As I drive around Fayetteville here lately, I’ve noticed parking garages popping up practically overnight, like so many mushrooms. Big mushrooms. Now, for those of you reading this who might be used to big city life, parking garages ain’t no big thing. When I was able to go visit my daughter in Santa Monica, it seemed like they were all over the place, big multistory affairs that held who knew how many cars, the gates busy all day long, digital readouts right beside them telling how many empty spots were available. Handy, that. Keeps you from driving around the thing all day only to discover there’s nowhere to park and now you’re just that much later for your appointment.

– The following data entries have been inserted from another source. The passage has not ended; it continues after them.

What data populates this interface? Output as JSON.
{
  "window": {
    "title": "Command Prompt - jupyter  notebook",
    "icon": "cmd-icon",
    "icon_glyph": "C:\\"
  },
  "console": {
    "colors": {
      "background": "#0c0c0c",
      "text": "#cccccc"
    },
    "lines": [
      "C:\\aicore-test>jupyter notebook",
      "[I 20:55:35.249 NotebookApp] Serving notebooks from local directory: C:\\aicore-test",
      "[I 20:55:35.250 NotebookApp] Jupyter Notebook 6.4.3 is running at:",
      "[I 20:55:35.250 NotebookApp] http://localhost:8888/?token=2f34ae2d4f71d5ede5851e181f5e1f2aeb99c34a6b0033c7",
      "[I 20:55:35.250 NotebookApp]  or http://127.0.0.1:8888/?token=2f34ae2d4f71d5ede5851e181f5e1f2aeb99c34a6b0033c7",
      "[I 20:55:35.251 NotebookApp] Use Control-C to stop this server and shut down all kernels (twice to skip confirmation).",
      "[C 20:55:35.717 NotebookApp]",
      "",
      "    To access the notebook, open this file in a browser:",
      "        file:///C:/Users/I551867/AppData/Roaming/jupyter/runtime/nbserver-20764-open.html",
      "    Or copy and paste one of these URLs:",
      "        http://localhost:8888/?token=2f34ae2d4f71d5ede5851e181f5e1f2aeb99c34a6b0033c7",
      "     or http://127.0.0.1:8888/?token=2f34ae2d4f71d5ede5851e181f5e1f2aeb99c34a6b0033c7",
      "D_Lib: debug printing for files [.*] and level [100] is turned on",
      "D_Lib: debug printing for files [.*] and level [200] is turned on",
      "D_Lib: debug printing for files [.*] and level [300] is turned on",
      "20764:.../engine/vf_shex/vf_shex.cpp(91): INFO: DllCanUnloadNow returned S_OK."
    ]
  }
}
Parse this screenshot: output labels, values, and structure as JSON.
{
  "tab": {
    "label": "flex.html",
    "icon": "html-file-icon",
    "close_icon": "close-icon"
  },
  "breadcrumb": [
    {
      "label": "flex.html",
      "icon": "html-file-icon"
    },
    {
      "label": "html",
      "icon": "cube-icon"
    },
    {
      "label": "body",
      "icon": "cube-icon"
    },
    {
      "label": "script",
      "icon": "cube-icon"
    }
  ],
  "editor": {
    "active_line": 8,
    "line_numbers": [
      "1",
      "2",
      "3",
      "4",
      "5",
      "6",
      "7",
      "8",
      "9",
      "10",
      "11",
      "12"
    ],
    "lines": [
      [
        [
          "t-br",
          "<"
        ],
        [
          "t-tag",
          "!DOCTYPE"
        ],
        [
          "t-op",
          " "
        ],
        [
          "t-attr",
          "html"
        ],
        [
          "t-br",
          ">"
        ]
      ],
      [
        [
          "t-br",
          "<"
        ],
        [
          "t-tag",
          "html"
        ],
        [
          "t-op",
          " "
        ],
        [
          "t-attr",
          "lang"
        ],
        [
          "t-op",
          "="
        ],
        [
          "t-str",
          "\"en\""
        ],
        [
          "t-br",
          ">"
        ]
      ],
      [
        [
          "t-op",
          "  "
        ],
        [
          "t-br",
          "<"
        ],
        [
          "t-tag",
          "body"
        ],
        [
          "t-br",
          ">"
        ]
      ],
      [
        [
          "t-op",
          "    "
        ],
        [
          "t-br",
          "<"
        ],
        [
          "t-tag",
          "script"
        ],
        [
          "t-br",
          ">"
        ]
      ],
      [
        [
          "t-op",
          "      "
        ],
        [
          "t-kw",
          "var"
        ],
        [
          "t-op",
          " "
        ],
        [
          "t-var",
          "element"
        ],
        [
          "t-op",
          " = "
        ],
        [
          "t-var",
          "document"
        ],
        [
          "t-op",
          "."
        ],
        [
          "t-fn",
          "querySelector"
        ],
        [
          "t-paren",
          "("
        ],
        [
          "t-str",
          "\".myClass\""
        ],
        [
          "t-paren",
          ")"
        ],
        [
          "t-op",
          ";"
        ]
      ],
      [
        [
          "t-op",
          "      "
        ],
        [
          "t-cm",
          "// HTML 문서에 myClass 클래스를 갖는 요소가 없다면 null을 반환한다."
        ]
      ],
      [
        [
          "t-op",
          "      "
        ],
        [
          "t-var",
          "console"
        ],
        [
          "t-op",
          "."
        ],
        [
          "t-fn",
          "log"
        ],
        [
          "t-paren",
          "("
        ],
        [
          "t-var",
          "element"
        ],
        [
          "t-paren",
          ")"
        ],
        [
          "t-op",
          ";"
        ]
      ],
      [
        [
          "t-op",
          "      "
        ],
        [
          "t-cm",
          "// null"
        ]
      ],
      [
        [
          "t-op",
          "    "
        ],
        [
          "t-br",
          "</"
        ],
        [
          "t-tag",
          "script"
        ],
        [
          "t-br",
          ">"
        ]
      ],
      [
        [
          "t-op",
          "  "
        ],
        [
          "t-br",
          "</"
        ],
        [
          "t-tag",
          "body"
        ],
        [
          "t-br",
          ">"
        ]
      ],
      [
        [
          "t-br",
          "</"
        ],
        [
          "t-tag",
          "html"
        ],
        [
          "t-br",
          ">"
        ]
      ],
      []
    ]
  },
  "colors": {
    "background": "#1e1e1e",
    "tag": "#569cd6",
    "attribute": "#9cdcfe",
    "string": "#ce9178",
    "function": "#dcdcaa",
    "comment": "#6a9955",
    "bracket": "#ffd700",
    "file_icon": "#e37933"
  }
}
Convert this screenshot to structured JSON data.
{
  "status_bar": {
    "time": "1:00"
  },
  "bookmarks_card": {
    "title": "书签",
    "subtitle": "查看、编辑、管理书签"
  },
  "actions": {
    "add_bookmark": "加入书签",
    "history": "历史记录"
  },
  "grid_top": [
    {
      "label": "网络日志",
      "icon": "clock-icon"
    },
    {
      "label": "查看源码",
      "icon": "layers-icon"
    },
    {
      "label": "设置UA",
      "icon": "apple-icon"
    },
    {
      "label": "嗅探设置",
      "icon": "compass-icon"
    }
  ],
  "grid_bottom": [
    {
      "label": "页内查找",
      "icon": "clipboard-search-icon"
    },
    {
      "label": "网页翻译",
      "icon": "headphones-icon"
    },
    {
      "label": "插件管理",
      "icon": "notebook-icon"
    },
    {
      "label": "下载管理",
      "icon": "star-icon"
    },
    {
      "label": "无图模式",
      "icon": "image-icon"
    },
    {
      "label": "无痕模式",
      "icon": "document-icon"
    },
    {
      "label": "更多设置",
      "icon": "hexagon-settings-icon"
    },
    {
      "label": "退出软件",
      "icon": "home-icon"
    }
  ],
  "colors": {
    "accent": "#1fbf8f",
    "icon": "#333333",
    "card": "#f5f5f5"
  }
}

Parking garages—I think the call them structures instead of garages—make sense in that kind of setting. Real estate is a limited resource in places like LA. The big sprawling parking lots we have here in Northwest Arkansas just don’t make sense in a crowded city. These towns still have room to grow, so a lot of the businesses buy up a huge lot—or go into a complex put up by a developer—and build asphalt fields that are hot as hell in summer and cold as the Arctic in winter.
Big cities, though, have to stack things because of limited room, and some areas of Fayetteville—where I’m seeing all these things go up—can’t spread out anymore. So they have to go up, too.
As far as I know, it started with the new library building. They’re a LEEDS certified place, though what the parking garage may have to do with that, I have no idea. Then what I believe is a municipal garage—only a couple stories—went in at the site of an old church on Lafayette on the extreme northern edge of the downtown/Dickson Street area.
Now two more are going up simultaneously, one farther down the street on Lafayette, a multistory affair that I’m guessing is another municipal one, and one attached to the Walton Arts Center just off Dickson. Evidently their parking lot isn’t big enough anymore.
So what’s this got to do with anything? Well, if you pay attention to movies, scores of scenes take place in parking garages from New York to LA and everywhere in between, probably even in cities and towns that really don’t have the things. They’re a great place for shady dealings to take place, everything from murders to drug deals to kidnappings. They’re usually deserted, and those echoes make for some pretty cool ambiance. Add in the risk some unsuspecting walk-on character will appear unexpectedly, then stir in those rousing chase scenes of cars squealing around the ramps, and you got a great setting. Heck, an episode of Miami Vice has a motorcycle race take place in one.
So, of course, I drew on this for one of my books. In the climax of Franchise, Lyle Villines helps capture a major crime figure in the parking structure on Fourth Street in
Santa Monica. It was a parking structure I’d at least seen from the outside, and I simply relied on another structure we parked in to go to a movie for interior description, plus a bit of my own imagination. A foot chase begins at street level at the southern end of Third Street Promenade, with the action taking place among Lyle, some DEA agents, some local cops—two of them useless deputies from Lyle’s home county in Arkansas—and their quarry, a man who heads up security for the Sinaloa Cartel.
I used it because I’d walked by it several times accompanying my daughter to work at the Santa Monica Place mall, where she was employed at a Ritz Camera & Image store. I didn’t use it so much because I’d seen them used in so many movies and shows as because it was something I was familiar with, and I love putting real locations in my stories. To me, it lends authenticity. The idea of using a fictional city and/or county just doesn’t appeal to me. It also means I don’t have to figure out how a location looks, don’t have to fabricate it whole cloth. I can just tell you what’s there and keep right on moving.
Another reason I used this location is that it somewhat brought my story around full circle. At the end of Startup, Lyle meets with Joaquín Guzmán in Santa Monica, and they discuss his employment opportunities while strolling down Third Street Promenade. So when Lyle has to call El Chapo to inform him of the mole in his organization
and suggest a way to take care of said mole, it just naturally occurred to him to have it take place there.
I think now I need to explore the parking garages going up here at home and see if they might make cameos in future stories. Those echoes make for great ambiance….